*The problem*. Go through the entries below and retype them exactly, omitting each picture.

*Excerpts from an interface dataset*.
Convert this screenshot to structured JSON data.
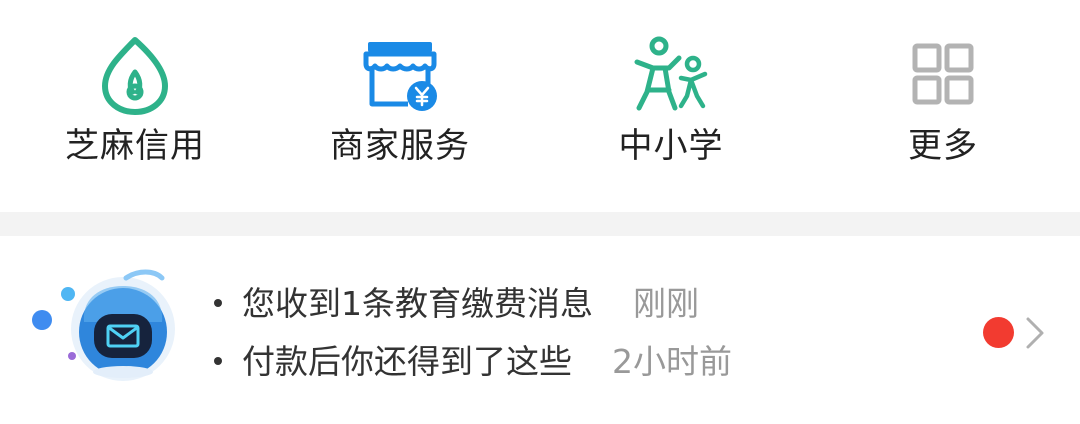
{
  "grid": {
    "items": [
      {
        "label": "芝麻信用",
        "icon": "sesame-credit-icon",
        "color": "#2eb28a"
      },
      {
        "label": "商家服务",
        "icon": "merchant-store-icon",
        "color": "#1a8ae6"
      },
      {
        "label": "中小学",
        "icon": "school-kids-icon",
        "color": "#2eb28a"
      },
      {
        "label": "更多",
        "icon": "more-grid-icon",
        "color": "#b3b3b3"
      }
    ]
  },
  "message": {
    "avatar": "robot-mail-icon",
    "lines": [
      {
        "text": "您收到1条教育缴费消息",
        "time": "刚刚"
      },
      {
        "text": "付款后你还得到了这些",
        "time": "2小时前"
      }
    ],
    "unread_color": "#f23b30"
  },
  "colors": {
    "divider": "#f3f3f3",
    "primary_text": "#333333",
    "secondary_text": "#999999"
  }
}
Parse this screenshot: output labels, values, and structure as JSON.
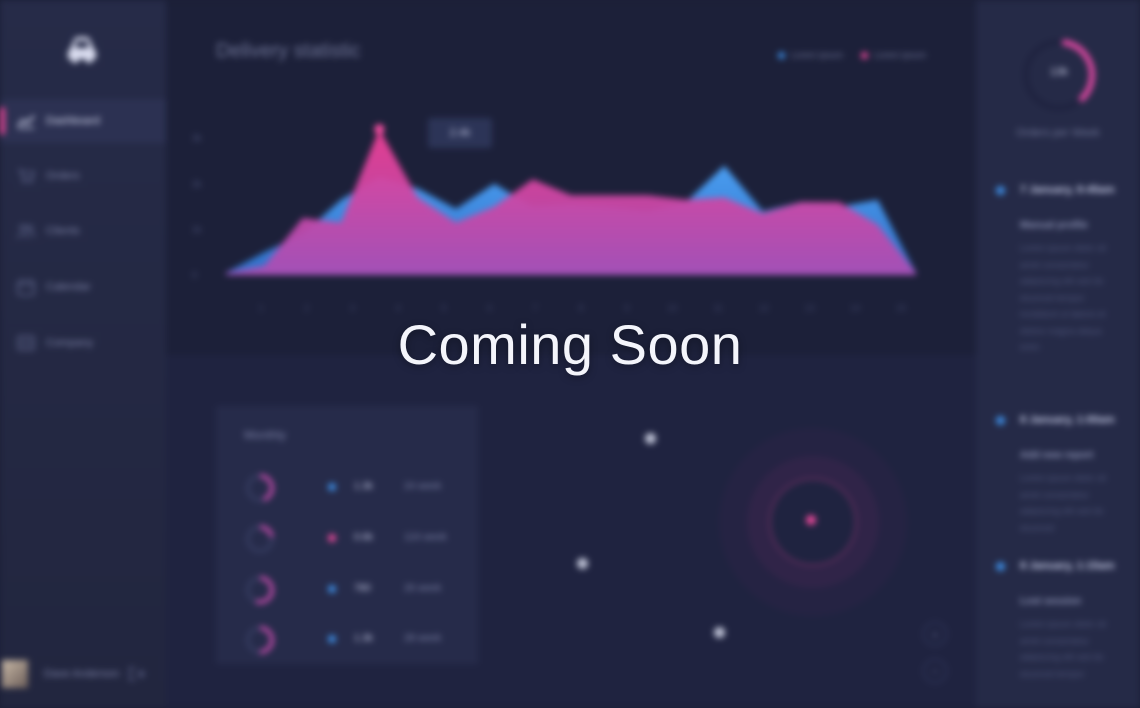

*Reply*.
Convert this screenshot to structured JSON data.
{
  "grid": {
    "items": [
      {
        "label": "芝麻信用",
        "icon": "sesame-credit-icon",
        "color": "#2eb28a"
      },
      {
        "label": "商家服务",
        "icon": "merchant-store-icon",
        "color": "#1a8ae6"
      },
      {
        "label": "中小学",
        "icon": "school-kids-icon",
        "color": "#2eb28a"
      },
      {
        "label": "更多",
        "icon": "more-grid-icon",
        "color": "#b3b3b3"
      }
    ]
  },
  "message": {
    "avatar": "robot-mail-icon",
    "lines": [
      {
        "text": "您收到1条教育缴费消息",
        "time": "刚刚"
      },
      {
        "text": "付款后你还得到了这些",
        "time": "2小时前"
      }
    ],
    "unread_color": "#f23b30"
  },
  "colors": {
    "divider": "#f3f3f3",
    "primary_text": "#333333",
    "secondary_text": "#999999"
  }
}
Parse this screenshot: output labels, values, and structure as JSON.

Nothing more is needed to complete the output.